*Exercise prompt:* Repeat each entry below exactly.

*Record set:*
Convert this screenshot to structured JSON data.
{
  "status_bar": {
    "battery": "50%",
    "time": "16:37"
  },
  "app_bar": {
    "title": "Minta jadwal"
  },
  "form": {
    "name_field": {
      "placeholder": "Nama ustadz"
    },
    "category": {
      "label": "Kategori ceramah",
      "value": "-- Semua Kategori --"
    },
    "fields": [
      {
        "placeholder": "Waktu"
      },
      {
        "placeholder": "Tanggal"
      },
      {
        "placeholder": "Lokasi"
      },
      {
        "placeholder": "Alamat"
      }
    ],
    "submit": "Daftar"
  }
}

*Your response:*
Convert this screenshot to structured JSON data.
{
  "status_bar": {
    "battery": "50%",
    "time": "16:37"
  },
  "app_bar": {
    "title": "Minta jadwal"
  },
  "form": {
    "name_field": {
      "placeholder": "Nama ustadz"
    },
    "category": {
      "label": "Kategori ceramah",
      "value": "-- Semua Kategori --"
    },
    "fields": [
      {
        "placeholder": "Waktu"
      },
      {
        "placeholder": "Tanggal"
      },
      {
        "placeholder": "Lokasi"
      },
      {
        "placeholder": "Alamat"
      }
    ],
    "submit": "Daftar"
  }
}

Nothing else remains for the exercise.